# Exercise aim
Look through the data below. Collect every line where the word "DemoGame" occurs.
#### Input data ####
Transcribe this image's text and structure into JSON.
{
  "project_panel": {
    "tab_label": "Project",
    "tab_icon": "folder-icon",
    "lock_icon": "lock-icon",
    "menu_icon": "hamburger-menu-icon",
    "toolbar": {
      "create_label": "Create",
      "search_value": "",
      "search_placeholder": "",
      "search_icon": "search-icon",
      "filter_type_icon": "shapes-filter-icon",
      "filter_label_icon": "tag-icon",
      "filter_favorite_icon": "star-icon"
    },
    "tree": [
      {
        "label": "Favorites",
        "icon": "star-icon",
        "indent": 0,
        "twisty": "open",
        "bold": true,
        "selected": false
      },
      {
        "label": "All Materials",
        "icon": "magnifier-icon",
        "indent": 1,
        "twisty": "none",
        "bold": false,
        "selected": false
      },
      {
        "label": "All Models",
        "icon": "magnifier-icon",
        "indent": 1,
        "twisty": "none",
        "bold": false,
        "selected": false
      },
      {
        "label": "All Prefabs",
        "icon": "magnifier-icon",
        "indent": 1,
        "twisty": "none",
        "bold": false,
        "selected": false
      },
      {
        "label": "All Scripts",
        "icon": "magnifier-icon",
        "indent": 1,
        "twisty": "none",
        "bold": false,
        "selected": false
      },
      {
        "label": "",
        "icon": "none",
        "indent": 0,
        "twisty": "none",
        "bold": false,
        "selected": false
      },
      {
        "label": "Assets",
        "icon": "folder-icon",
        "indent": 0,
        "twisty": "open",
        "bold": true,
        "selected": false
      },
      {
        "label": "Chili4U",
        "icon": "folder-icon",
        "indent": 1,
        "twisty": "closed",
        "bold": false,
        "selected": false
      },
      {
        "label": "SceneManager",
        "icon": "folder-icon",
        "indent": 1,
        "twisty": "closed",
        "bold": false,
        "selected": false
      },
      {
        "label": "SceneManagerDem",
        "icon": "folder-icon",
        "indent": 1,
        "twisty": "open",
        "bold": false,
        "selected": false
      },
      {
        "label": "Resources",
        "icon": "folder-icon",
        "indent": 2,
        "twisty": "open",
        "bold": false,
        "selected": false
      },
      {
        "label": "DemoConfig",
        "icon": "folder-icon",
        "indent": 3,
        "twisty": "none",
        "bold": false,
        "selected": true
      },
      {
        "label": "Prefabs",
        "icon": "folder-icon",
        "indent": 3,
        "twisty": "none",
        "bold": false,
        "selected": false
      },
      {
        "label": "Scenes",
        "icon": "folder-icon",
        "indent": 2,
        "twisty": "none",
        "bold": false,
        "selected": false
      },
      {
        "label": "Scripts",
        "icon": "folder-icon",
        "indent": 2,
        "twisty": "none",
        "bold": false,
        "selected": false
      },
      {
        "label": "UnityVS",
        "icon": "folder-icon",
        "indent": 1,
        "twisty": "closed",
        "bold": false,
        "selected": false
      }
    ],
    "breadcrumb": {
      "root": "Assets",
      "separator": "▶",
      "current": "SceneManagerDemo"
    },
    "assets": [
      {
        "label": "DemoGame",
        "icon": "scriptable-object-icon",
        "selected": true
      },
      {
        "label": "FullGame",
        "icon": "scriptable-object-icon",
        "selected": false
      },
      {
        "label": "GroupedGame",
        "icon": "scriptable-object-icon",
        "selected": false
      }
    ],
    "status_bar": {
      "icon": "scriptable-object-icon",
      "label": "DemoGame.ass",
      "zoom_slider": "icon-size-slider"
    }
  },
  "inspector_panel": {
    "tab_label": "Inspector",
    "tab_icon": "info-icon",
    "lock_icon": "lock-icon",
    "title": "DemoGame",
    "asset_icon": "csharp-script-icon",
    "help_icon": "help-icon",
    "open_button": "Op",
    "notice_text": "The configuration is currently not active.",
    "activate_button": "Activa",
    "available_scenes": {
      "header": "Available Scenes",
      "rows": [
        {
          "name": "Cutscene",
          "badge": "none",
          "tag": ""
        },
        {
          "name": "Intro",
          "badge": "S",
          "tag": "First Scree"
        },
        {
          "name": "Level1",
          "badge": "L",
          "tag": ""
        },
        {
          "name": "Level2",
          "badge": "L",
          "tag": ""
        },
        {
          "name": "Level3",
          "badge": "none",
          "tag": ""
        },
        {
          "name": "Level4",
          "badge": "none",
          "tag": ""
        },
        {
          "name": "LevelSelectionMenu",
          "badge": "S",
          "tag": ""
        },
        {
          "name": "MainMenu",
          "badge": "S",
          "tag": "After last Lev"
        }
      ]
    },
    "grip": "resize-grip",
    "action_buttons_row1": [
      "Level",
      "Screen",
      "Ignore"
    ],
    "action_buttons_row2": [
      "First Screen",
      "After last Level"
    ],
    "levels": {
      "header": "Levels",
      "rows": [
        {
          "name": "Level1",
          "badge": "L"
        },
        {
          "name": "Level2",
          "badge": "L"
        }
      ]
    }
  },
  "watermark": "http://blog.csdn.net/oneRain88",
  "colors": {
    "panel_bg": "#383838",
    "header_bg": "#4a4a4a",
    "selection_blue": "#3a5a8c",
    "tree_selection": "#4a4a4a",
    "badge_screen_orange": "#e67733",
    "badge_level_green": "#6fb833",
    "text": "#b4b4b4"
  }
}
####
# Exercise response
        "label": "DemoGame",
      "label": "DemoGame.ass",
    "title": "DemoGame",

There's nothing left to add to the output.